* _ACTION ITEM_
Every line of the following records that includes "true" should be copied.

* _INPUT DATA_
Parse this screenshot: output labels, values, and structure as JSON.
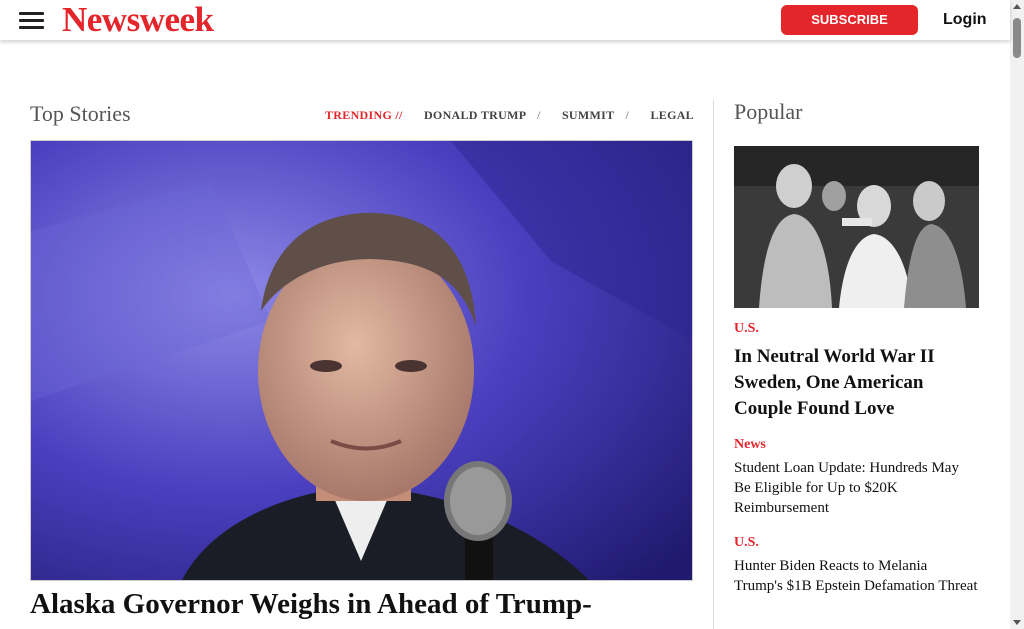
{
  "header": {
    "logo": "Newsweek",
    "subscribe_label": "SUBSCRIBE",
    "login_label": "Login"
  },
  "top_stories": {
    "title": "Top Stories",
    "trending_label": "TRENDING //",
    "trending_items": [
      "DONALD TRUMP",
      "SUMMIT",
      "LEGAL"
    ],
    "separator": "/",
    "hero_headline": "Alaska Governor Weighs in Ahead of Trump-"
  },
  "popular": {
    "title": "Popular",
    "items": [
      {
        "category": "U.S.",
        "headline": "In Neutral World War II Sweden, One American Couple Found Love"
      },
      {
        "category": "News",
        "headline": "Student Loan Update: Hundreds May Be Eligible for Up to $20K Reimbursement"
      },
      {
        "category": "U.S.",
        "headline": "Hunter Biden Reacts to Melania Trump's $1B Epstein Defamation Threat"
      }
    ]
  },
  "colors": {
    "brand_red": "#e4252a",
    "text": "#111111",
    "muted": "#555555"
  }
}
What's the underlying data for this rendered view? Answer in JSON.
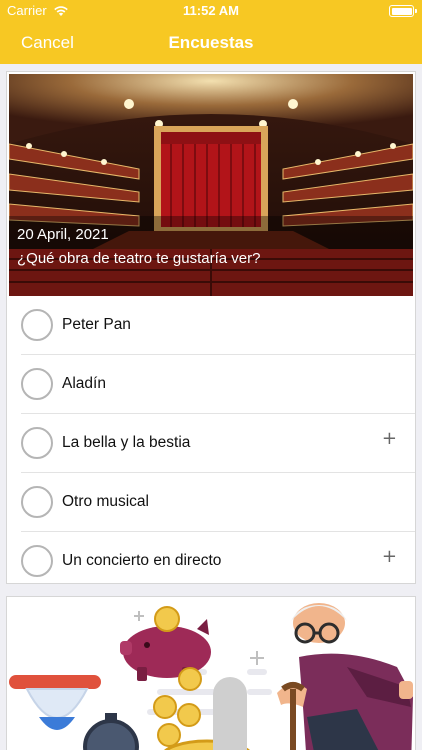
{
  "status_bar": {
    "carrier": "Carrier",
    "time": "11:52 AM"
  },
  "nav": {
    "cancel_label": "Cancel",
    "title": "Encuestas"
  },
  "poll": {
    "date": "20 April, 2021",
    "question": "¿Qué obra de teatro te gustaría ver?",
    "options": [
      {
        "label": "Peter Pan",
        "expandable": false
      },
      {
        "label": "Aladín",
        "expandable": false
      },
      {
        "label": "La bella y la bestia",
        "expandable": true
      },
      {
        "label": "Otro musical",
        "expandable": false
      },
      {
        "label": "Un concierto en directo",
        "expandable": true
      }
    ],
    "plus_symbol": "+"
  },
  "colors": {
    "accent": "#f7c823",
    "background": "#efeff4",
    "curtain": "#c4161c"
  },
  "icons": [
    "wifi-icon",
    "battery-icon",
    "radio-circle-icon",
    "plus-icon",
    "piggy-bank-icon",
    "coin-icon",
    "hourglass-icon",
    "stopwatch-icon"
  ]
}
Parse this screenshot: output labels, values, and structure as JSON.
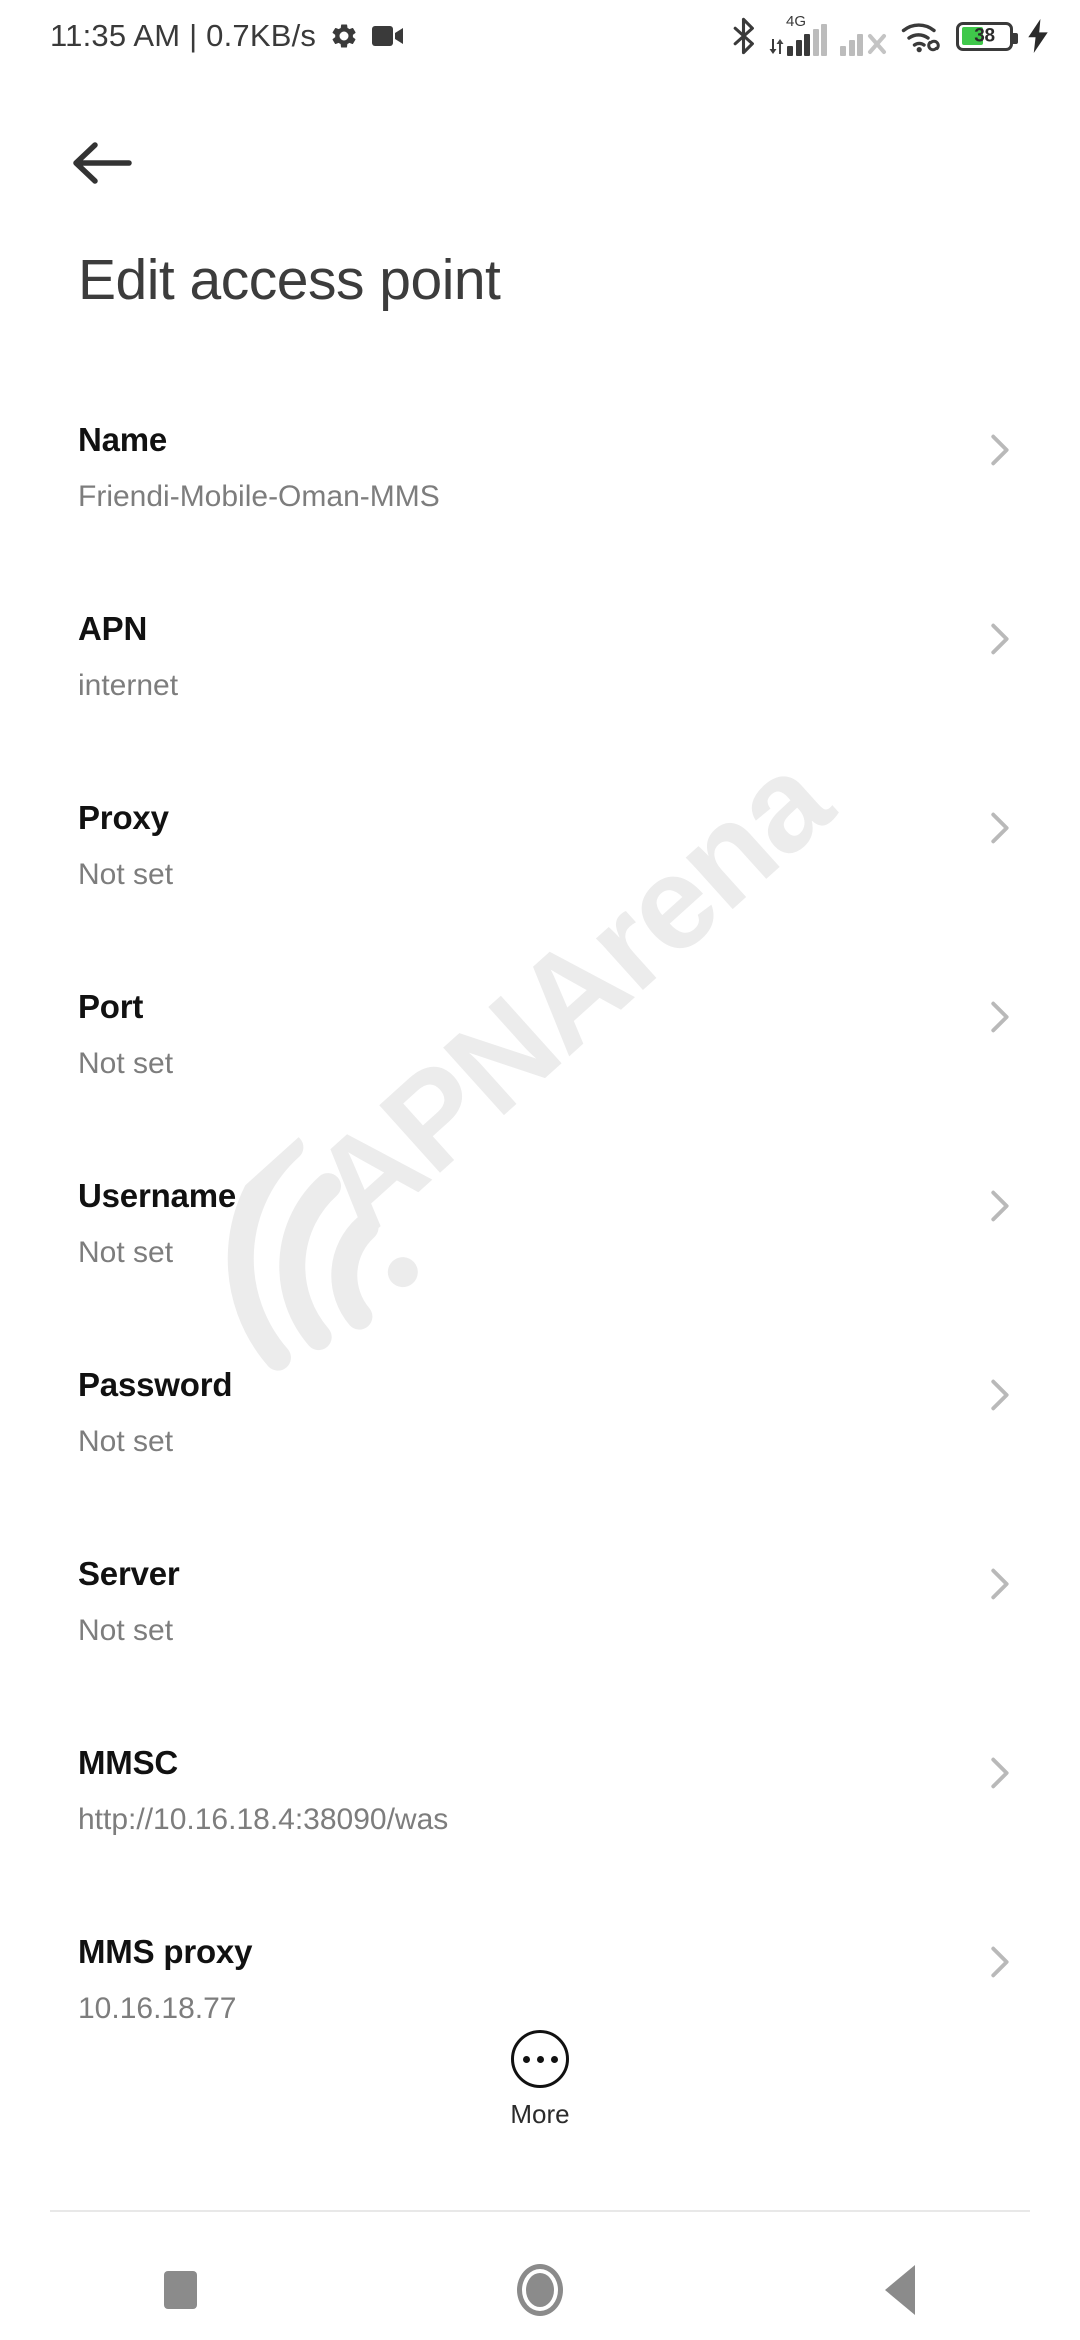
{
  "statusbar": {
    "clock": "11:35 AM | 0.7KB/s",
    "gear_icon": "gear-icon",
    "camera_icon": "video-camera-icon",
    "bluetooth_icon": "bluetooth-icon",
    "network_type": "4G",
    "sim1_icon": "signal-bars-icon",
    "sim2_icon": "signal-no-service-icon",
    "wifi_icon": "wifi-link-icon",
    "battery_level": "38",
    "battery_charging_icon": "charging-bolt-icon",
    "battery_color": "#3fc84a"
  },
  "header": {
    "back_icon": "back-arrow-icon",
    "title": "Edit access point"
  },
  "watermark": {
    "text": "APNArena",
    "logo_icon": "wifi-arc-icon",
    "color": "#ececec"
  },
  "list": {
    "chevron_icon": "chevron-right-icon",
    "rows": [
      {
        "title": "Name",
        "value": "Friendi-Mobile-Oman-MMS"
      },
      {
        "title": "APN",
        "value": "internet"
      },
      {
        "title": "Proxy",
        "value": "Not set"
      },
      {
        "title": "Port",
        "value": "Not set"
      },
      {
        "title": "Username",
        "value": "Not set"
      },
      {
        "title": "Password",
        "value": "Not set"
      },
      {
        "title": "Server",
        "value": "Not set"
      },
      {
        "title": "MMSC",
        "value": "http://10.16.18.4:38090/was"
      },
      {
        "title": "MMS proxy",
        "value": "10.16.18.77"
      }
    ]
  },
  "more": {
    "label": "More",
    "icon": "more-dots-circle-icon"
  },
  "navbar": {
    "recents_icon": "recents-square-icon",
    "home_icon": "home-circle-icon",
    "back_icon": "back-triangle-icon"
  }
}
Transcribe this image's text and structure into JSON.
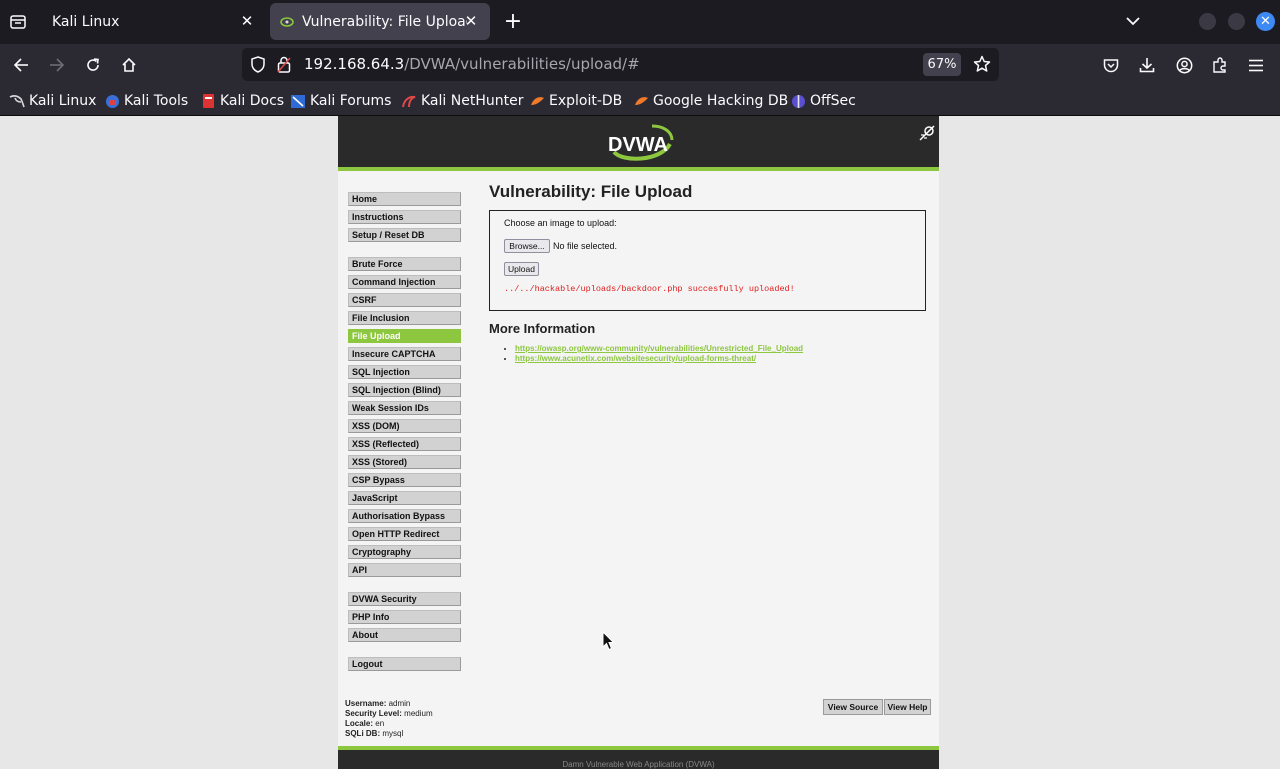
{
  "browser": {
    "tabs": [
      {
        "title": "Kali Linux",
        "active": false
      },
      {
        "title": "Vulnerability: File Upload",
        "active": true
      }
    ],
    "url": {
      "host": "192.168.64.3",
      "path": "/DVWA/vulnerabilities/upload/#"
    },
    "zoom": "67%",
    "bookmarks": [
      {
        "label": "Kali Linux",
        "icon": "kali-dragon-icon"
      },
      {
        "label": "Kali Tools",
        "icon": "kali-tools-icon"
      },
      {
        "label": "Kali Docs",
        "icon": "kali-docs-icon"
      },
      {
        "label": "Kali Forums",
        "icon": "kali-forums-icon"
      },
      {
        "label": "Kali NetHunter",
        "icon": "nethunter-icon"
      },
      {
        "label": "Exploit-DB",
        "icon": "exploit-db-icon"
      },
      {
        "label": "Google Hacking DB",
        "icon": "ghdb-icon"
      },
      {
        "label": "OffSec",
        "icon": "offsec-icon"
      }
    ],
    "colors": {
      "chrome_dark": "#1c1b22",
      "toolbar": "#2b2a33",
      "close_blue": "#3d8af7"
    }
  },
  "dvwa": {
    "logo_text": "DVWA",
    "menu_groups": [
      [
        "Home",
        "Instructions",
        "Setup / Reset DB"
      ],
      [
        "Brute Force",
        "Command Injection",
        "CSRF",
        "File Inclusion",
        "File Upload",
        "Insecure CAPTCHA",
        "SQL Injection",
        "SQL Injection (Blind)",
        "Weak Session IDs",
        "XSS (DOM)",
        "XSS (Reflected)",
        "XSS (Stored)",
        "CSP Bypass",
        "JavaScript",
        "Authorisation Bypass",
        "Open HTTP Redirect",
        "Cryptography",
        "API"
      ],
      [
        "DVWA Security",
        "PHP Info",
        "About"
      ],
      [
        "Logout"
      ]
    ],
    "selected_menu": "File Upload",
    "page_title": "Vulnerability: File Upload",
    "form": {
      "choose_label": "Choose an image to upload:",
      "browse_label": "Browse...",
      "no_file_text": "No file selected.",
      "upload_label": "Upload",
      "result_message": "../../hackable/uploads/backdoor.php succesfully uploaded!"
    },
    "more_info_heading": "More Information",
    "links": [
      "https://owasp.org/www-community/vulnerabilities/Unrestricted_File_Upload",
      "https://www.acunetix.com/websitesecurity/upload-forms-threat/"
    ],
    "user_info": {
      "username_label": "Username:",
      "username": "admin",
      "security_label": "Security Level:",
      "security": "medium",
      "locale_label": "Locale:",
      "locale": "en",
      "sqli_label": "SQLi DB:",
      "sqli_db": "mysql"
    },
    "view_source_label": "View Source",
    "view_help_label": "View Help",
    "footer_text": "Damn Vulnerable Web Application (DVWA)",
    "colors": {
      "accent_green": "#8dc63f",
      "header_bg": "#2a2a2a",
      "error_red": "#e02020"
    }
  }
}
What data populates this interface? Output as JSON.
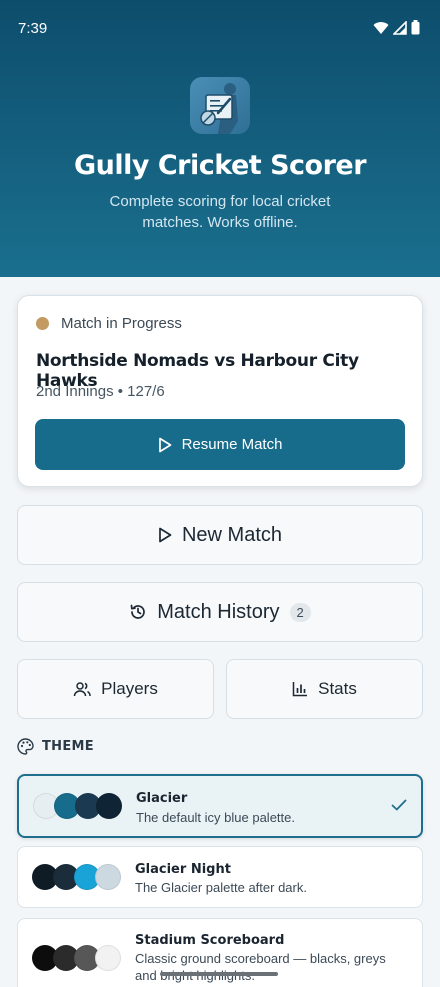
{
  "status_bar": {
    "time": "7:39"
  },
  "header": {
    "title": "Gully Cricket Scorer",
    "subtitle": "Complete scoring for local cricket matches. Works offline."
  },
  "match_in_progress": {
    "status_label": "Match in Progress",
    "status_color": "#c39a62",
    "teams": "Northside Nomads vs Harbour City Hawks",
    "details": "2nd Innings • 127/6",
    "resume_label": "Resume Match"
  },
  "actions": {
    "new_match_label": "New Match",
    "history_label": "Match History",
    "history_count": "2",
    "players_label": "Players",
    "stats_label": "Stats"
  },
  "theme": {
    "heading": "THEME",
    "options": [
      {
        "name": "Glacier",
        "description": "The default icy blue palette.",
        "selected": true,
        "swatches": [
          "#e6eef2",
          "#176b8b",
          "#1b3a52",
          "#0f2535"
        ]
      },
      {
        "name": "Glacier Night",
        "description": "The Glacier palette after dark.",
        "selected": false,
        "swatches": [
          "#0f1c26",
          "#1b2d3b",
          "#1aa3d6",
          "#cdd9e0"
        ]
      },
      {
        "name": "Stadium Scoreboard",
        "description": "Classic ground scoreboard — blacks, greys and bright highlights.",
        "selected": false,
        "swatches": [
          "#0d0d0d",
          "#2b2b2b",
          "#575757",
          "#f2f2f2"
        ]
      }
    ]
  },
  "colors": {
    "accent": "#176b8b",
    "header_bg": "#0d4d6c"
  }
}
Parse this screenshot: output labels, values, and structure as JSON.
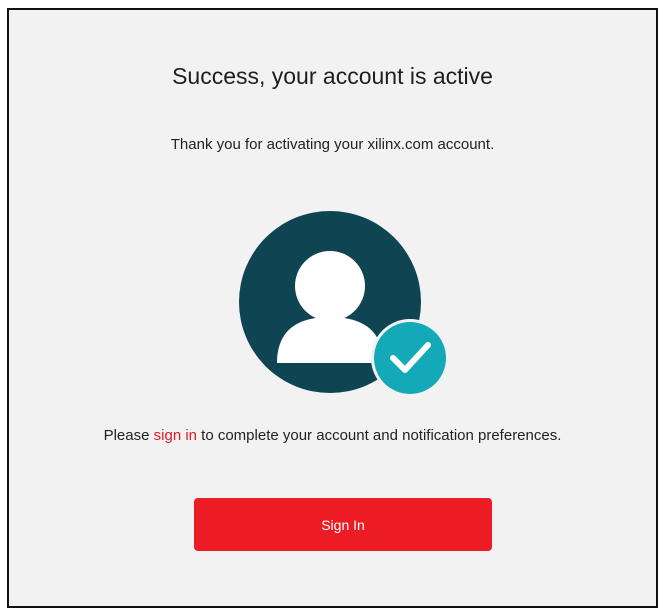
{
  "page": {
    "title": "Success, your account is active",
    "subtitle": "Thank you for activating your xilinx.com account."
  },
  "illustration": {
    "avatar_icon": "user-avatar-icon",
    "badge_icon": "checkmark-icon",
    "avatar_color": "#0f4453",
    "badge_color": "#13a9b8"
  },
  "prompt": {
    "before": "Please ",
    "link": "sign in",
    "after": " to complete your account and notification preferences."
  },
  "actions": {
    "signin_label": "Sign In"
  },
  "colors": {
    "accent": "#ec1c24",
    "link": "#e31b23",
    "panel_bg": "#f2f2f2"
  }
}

* _FINISHED EXERCISE_
        "expandable": true
        "expandable": true
        "active": true
        "selected": true,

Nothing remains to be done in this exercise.